Okay, boys and girls, what follows is a matter for parental discretion. An ethical hunter is most concerned that the prey not suffer needlessly. "Dear Lord," the Hunter's Prayer goes, "Let me kill clean. And if I can't kill clean, let me miss clean." Some times a small bird, such as a Mourning Dove is fluttering. The ethical hunter quickly picks it up by the head, with the neck between the second and third fingers: SNAP. The bird's head is dropped, the headless body is picked up for the game bag and the sky scanned for the next bird. What did you think happens to wounded game?

I would think a pigeon would be considered wildlife.

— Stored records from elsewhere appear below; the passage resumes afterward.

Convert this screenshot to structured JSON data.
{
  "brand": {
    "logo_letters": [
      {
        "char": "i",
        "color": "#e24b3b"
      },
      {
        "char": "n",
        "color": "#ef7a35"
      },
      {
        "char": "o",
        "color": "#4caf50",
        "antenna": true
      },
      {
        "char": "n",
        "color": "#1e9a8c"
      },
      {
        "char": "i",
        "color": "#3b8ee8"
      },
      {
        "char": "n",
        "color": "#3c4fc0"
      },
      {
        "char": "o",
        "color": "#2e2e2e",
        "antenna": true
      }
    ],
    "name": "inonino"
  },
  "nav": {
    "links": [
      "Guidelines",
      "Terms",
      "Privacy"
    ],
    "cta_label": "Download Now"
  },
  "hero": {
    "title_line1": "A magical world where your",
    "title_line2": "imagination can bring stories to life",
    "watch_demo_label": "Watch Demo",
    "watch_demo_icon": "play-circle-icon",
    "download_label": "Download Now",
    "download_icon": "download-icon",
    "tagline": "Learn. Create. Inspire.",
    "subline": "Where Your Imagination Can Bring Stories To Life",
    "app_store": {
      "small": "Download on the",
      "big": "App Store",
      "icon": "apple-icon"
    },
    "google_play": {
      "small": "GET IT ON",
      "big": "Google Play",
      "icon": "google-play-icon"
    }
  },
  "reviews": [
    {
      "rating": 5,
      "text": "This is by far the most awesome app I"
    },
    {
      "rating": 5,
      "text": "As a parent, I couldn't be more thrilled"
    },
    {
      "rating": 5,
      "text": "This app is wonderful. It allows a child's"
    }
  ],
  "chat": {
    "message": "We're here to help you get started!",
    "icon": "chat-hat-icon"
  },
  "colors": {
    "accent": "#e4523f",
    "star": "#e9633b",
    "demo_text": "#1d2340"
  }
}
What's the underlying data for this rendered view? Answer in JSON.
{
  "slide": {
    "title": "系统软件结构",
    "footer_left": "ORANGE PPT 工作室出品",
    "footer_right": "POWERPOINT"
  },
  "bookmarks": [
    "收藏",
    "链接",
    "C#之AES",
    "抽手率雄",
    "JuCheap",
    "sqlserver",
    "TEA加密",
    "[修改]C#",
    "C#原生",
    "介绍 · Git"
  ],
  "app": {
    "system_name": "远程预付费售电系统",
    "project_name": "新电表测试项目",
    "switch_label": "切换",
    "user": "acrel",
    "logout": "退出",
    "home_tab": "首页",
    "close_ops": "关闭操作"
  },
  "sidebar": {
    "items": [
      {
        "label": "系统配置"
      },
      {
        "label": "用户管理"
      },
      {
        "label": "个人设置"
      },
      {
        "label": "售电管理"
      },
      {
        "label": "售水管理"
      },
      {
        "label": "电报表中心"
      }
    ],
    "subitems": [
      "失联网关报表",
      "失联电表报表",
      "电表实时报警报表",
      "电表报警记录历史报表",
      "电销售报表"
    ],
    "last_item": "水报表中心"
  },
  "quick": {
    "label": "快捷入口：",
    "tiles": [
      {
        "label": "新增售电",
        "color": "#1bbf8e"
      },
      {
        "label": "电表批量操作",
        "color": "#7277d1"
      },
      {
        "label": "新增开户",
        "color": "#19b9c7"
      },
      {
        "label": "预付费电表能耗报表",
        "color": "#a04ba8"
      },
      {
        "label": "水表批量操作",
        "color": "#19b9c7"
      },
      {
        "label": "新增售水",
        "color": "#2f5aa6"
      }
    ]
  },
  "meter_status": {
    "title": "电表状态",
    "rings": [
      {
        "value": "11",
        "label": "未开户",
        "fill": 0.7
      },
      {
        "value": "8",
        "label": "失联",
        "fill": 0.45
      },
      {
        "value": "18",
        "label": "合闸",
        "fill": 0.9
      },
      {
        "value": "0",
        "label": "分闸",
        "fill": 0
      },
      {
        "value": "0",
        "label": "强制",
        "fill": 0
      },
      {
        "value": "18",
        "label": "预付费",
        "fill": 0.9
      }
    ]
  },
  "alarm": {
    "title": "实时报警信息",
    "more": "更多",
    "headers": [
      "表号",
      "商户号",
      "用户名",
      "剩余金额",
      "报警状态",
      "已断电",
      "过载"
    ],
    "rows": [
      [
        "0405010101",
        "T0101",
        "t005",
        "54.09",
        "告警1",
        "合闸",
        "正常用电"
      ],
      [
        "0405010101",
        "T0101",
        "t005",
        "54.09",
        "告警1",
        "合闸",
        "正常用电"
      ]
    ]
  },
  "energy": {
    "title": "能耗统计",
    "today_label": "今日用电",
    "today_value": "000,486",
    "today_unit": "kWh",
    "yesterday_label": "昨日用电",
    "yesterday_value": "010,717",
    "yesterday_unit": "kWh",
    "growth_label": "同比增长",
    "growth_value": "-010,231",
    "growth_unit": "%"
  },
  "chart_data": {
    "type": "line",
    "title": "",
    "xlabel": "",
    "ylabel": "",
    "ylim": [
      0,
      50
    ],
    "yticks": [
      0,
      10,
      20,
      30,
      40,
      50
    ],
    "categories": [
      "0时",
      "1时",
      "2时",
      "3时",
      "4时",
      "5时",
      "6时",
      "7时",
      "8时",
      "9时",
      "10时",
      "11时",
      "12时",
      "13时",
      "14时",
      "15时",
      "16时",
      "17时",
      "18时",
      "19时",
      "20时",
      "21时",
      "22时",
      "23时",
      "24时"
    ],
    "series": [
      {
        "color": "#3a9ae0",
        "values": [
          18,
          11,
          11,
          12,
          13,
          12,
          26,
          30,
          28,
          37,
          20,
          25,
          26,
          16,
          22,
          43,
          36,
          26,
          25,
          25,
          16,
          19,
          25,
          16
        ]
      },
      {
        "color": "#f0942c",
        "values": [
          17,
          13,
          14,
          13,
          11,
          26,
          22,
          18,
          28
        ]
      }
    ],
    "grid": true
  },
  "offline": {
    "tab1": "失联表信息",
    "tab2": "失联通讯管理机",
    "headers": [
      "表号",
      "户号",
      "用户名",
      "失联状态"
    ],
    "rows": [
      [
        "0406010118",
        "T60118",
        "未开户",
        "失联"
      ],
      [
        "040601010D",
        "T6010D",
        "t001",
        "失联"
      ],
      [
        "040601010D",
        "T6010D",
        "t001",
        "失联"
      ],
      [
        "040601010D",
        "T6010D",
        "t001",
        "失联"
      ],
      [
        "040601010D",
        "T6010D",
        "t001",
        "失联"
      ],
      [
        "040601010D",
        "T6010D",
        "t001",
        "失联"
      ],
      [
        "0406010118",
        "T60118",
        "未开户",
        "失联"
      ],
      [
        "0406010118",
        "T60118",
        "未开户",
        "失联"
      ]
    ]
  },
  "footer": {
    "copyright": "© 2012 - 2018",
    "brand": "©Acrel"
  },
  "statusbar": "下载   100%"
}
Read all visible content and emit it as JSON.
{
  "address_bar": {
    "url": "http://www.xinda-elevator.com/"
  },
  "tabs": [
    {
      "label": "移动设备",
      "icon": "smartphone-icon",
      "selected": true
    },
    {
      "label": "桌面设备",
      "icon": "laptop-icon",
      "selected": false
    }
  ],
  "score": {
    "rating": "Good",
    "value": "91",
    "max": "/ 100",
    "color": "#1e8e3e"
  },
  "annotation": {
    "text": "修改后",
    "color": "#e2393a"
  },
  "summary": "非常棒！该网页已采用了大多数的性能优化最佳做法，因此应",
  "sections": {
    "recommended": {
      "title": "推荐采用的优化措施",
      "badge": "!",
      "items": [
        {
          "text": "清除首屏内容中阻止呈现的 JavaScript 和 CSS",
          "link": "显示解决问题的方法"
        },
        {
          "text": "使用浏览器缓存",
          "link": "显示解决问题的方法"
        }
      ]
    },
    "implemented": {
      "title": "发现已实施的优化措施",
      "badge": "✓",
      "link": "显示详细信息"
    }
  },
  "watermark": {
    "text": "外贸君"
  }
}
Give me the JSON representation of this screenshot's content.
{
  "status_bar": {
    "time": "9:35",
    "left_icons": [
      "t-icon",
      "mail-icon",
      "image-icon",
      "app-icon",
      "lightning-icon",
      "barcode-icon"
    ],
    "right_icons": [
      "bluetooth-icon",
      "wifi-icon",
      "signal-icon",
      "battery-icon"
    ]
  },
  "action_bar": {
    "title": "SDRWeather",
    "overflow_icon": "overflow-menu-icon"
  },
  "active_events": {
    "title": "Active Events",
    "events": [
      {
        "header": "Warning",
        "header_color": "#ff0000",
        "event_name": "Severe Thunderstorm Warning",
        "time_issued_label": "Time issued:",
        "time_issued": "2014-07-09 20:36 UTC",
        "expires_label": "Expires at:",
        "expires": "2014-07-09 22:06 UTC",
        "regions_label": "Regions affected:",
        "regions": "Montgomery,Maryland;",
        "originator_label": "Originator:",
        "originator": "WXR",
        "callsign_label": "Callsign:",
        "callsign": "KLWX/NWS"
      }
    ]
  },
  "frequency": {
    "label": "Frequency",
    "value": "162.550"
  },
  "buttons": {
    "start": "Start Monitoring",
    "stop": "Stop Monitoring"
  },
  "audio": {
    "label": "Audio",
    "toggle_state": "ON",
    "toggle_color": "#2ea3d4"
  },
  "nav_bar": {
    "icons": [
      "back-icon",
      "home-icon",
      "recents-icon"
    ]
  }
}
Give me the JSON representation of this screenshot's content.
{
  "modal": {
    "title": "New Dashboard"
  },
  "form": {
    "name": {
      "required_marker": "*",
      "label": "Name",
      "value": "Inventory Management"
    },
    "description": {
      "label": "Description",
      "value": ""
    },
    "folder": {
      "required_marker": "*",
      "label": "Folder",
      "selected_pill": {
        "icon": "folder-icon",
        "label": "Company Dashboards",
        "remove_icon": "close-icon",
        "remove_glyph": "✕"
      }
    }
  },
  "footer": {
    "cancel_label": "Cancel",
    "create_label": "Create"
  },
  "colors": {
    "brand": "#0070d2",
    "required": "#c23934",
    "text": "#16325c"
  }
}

We have a similar service with our humane society called the Wildlife ARC (Animal Rehabilitation Center). I took a wounded baby sparrow there last summer and they sent me a letter a month later to let me know it had been re-habbed and released back into the wild.

I can't bear to see creatures suffer either.

Ever had pigeons (or sea gulls:) eating off your plate as you just sit there hoping it'll fly away? :) restaurants and cafes have winged regulars too you know :)

i killed three pigeons one summer (hard plastic pipe,steel pipe,and my feet) but the manager at the place i worked put some bread crumbs outside covered with rat poison :) not a very good idea...

i've spent a good few hours at home thinking of fiendishly evil ways of killing the vermin. one of these days i shall forge my own Pigeon Slayer - which would be a tough nut when it comes to designing it, it'd have to be something like a badminton racket,pizza scrape, and the bats used for spanking bottoms in "dazed and confused". preferably with spikes or something.